What is the Campaign for a Fair Transfer?
OPAL’s Campaign for a Fair Transfer is a transit justice campaign to restore value to our transit system in the face of tragic service cuts and continued fare increases. This is a win-win campaign for the community and TriMet that will have minimal fiscal impact. The two components are:
- Extend transfers to three (3) or more hours on the bus and MAX for all daily boardings
- Extend transfers through the end of evening service for boardings after 7:00 PM
Why is TriMet’s Transfer Policy Unfair? The policy is not equal.
TriMet code currently provides for unequal transfer times for bus and MAX riders – bus riders get just one hour past the “destination point” (either downtown transit mall or end-of-line transit center), while MAX riders get two hours from purchase. The policy is confusing, and allows bus operators to arbitrarily give anywhere from a 1.5 hour transfer to a 4 hour transfer and is open to complaints of discrimination. The Campaign for a Fair Transfer makes this policy equal.
Who is impacted? Low-income families and communities of color.
The unequal transfer policy combined with 170,000 hours of bus service cuts and a 70% increase in fares since 2000 hurts working class families who are disproportionately people of color. Transit-dependent communities like East Portland experience more missed connections, buses that pass by due to overcrowding, and longer more stressful wait times.
How much will it cost? 3 hour transfer cost is as little as $200,000.

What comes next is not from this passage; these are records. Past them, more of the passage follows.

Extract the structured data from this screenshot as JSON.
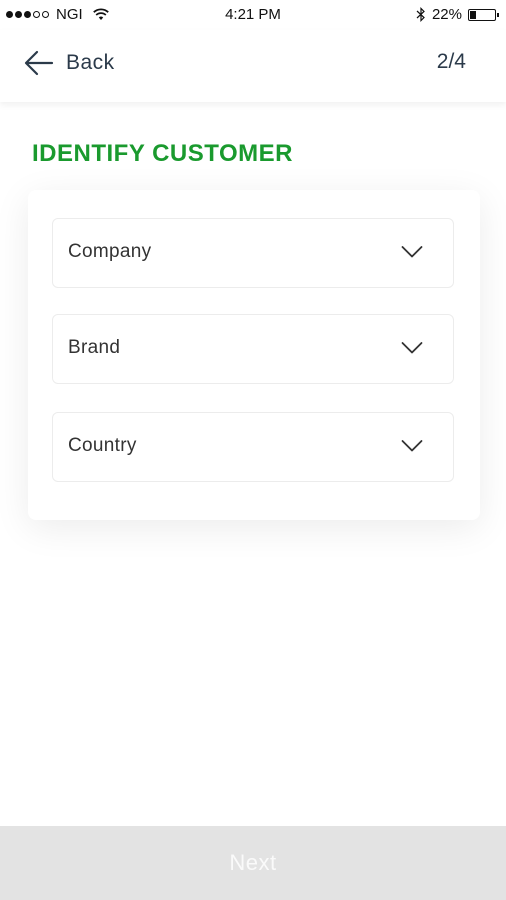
{
  "status_bar": {
    "carrier": "NGI",
    "time": "4:21 PM",
    "battery_text": "22%",
    "battery_level": 0.22,
    "signal_filled": 3,
    "signal_total": 5
  },
  "nav": {
    "back_label": "Back",
    "step": "2/4"
  },
  "page": {
    "title": "IDENTIFY CUSTOMER"
  },
  "form": {
    "dropdowns": [
      {
        "label": "Company"
      },
      {
        "label": "Brand"
      },
      {
        "label": "Country"
      }
    ]
  },
  "footer": {
    "next_label": "Next"
  },
  "colors": {
    "accent_green": "#1a9a2e",
    "disabled_button": "#e3e3e3"
  },
  "icons": [
    "wifi-icon",
    "bluetooth-icon",
    "battery-icon",
    "back-arrow-icon",
    "chevron-down-icon"
  ]
}
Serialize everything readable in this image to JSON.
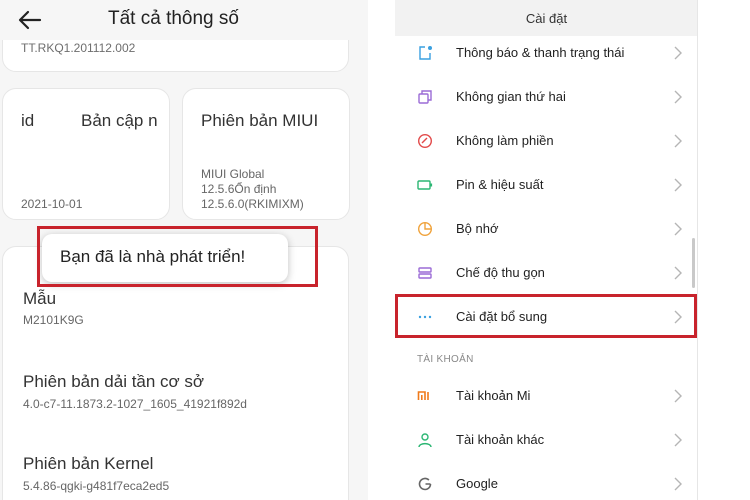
{
  "colors": {
    "highlight": "#c8232c",
    "toast_bg": "#ffffff"
  },
  "left": {
    "header": {
      "back_icon": "back-arrow-icon",
      "title": "Tất cả thông số"
    },
    "top_card_text": "TT.RKQ1.201112.002",
    "card_android": {
      "label": "id",
      "update_label": "Bản cập n",
      "date": "2021-10-01"
    },
    "card_miui": {
      "title": "Phiên bản MIUI",
      "line1": "MIUI Global",
      "line2": "12.5.6Ổn định",
      "line3": "12.5.6.0(RKIMIXM)"
    },
    "toast": "Bạn đã là nhà phát triển!",
    "details": [
      {
        "title": "Mẫu",
        "value": "M2101K9G"
      },
      {
        "title": "Phiên bản dải tần cơ sở",
        "value": "4.0-c7-11.1873.2-1027_1605_41921f892d"
      },
      {
        "title": "Phiên bản Kernel",
        "value": "5.4.86-qgki-g481f7eca2ed5"
      }
    ]
  },
  "right": {
    "header_title": "Cài đặt",
    "items": [
      {
        "label": "Thông báo & thanh trạng thái",
        "icon": "notification-icon",
        "color": "#3aa0e0"
      },
      {
        "label": "Không gian thứ hai",
        "icon": "second-space-icon",
        "color": "#9b6bd6"
      },
      {
        "label": "Không làm phiền",
        "icon": "do-not-disturb-icon",
        "color": "#e24a4a"
      },
      {
        "label": "Pin & hiệu suất",
        "icon": "battery-icon",
        "color": "#2bb673"
      },
      {
        "label": "Bộ nhớ",
        "icon": "storage-icon",
        "color": "#f0a33c"
      },
      {
        "label": "Chế độ thu gọn",
        "icon": "compact-mode-icon",
        "color": "#9b6bd6"
      },
      {
        "label": "Cài đặt bổ sung",
        "icon": "more-icon",
        "color": "#3aa0e0"
      }
    ],
    "section_label": "TÀI KHOẢN",
    "account_items": [
      {
        "label": "Tài khoản Mi",
        "icon": "mi-icon",
        "color": "#f07a1a"
      },
      {
        "label": "Tài khoản khác",
        "icon": "user-icon",
        "color": "#2bb673"
      },
      {
        "label": "Google",
        "icon": "google-icon",
        "color": "#666666"
      }
    ]
  }
}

TriMet’s preliminary analysis of the 3 hour transfer suggests that lost revenue from riders is between $1-$2 million dollars with new revenue projected between $500,000 to $800,000 from increased ridership. In the context of a nearly $300 million budget for transit service, this is less than ½ of 1%. There are bigger benefits and savings to consider. TriMet has not yet factored in the significant public health savings, including increased physical activity, alleviated mental stress, and associated decreases in asthma triggers, obesity, diabetes and heart disease. The Campaign for a Fair Transfer has net benefits when conducting a comprehensive analysis.
How does this address the massive service cuts and fare increases? Increases value.
TriMet has reduced transit service to its lowest levels per capita since 1975. This has resulted in longer wait times, more missed connections and pass-bys due to overcrowding. TriMet has also raised fares 70% over the past ten years, with no plans to slow down. Transit passes have become unaffordable for many working-class families who depend on transit for their everyday needs. With high unemployment and many more underemployed, transit riders are relying more heavily on single ticket fares. Bus riders are paying more for less, with evening/weekend riders hit even harder given infrequency of off-peak service. The Campaign for a Fair Transfer restores value to single fares.
Are there other benefits to increasing the transfer time? Yes!
Using public transportation supports cleaner air, reduces physical and mental stress, and increases environmental justice. Transportation is the single largest contributor of greenhouse gas emissions in Oregon, and emissions from transportation in the Portland metro region are a primary contributor to our air toxics crisis. DEQ studies show that these air toxics impact communities of color and low-income families the most, and yet these communities also rely on public transit the most, contributing the least to our air toxics problem. These communities also suffer the most from the unacknowledged physical and mental stress associated with diminishing value to our system. Investing in a more accessible public transit system will result in cleaner air and greater environmental justice and health equity. It is about basic fairness.
Does this permit round-trips? Equity for transit-dependent families.
The current transfer policy does not forbid round-trips or multi-stops. The one-way purpose is a TriMet administrative directive and not part of the TriMet code. We believe it is appropriate for transit-dependent families to be able to accomplish everyday basic needs – not just commuting – in a reasonable round trip. Folks should not have to pay twice just to do basic things, like go to the grocery store or doctor or take your children to the park. The Campaign for a Fair Transfer ensures equitable access for those that need it most.
How does TriMet compare to other public transit agencies? Room to improve.
While TriMet has many positive attributes that contribute to overall livability in the metro region, our current transfer policy is not on par with other progressive transit authorities around the country. For example, Minneapolis-St. Paul, a region similar to Portland in terms of values and quality of life, offers 2.5 hour transfers at a lower fare than TriMet. Many other transit agencies offer discounted off-peak pricing or subsidized weekend service. There is still significant room for improvement and TriMet must be open to best practices from other transit agencies.